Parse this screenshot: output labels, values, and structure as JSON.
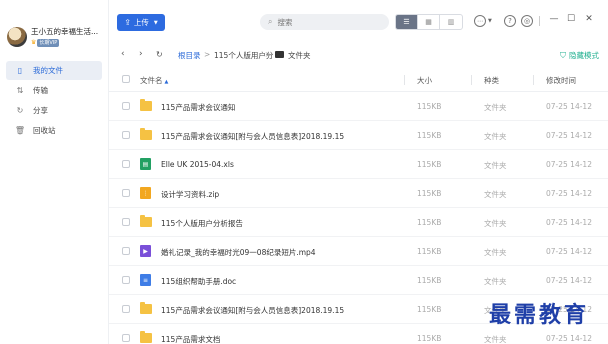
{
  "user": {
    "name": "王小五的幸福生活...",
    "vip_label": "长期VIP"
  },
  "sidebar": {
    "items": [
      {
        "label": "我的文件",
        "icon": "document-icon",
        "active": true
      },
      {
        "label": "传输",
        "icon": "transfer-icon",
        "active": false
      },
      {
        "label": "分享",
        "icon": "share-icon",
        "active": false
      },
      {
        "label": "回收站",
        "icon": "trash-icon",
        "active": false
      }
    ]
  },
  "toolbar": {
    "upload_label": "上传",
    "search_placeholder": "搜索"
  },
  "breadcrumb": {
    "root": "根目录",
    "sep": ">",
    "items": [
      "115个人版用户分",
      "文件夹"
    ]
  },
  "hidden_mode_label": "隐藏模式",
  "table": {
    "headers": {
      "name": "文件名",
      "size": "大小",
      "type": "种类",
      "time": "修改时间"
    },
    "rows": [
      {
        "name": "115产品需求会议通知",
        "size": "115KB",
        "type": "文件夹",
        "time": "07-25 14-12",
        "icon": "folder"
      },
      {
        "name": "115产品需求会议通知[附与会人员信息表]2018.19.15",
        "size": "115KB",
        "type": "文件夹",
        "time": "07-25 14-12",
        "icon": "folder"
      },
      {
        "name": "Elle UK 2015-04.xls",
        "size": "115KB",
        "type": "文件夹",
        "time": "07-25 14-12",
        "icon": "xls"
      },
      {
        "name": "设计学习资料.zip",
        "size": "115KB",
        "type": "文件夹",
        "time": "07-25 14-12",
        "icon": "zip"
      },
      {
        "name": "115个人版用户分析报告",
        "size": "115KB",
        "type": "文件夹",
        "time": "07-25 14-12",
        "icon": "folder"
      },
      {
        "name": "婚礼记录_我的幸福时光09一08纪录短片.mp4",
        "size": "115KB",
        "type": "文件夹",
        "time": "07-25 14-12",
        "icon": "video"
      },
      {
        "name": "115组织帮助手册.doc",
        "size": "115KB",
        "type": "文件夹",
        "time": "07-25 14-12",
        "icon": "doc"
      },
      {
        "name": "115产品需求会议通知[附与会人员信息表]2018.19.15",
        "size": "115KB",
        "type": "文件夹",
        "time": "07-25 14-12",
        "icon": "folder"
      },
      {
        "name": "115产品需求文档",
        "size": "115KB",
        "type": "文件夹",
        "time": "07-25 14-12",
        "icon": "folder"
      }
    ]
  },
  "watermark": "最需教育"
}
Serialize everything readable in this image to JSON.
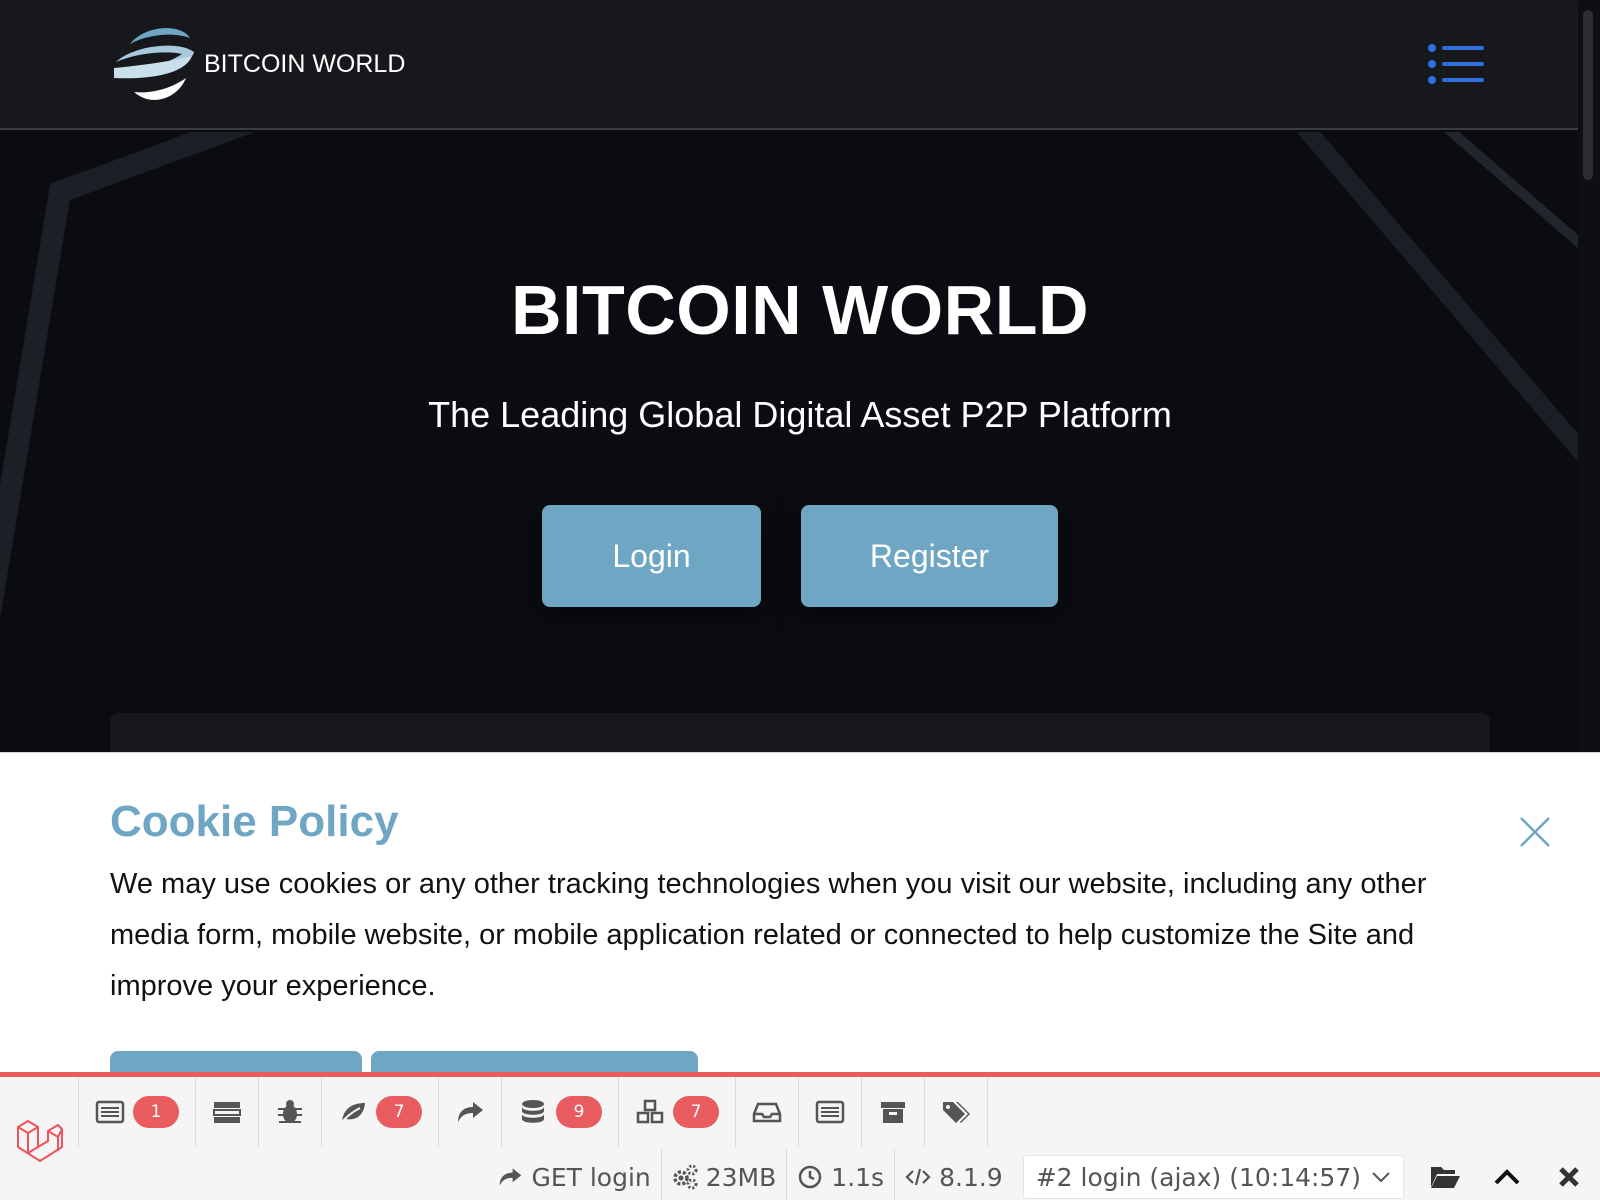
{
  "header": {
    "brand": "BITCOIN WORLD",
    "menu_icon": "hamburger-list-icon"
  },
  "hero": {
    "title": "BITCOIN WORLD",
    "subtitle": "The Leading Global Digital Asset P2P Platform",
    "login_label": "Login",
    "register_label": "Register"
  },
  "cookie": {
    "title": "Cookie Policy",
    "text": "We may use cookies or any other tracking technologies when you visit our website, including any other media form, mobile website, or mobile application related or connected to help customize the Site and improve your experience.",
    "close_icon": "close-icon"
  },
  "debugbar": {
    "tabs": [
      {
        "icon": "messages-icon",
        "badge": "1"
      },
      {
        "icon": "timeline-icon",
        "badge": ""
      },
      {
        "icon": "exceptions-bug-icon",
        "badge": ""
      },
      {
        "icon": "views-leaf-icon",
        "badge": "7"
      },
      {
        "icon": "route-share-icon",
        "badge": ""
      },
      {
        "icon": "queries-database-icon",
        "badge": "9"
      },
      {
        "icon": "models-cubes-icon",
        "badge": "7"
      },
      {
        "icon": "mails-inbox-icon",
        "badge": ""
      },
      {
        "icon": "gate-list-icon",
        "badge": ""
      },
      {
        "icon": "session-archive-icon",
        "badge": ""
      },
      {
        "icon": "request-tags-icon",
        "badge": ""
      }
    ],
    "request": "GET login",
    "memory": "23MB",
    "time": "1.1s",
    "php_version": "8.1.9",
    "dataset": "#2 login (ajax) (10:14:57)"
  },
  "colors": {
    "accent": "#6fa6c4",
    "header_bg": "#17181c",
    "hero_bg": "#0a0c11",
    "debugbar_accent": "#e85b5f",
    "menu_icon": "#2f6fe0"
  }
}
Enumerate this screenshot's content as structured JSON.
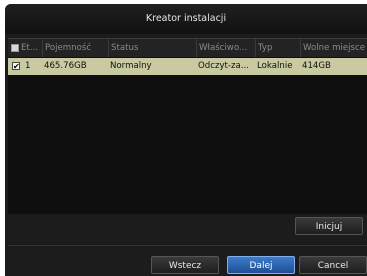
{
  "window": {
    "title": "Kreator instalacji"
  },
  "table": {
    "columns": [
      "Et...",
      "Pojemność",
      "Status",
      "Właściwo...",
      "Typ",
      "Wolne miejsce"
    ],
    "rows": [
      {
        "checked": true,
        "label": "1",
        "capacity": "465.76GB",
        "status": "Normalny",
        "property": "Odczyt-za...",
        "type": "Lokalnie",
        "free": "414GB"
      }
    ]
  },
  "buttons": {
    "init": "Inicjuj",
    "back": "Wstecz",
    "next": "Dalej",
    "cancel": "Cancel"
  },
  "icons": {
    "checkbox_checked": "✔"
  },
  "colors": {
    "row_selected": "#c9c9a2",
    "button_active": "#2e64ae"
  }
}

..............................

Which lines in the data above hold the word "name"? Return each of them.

    "name": "王小五的幸福生活...",
      "name": "文件名",
        "name": "115产品需求会议通知",
        "name": "115产品需求会议通知[附与会人员信息表]2018.19.15",
        "name": "Elle UK 2015-04.xls",
        "name": "设计学习资料.zip",
        "name": "115个人版用户分析报告",
        "name": "婚礼记录_我的幸福时光09一08纪录短片.mp4",
        "name": "115组织帮助手册.doc",
        "name": "115产品需求会议通知[附与会人员信息表]2018.19.15",
        "name": "115产品需求文档",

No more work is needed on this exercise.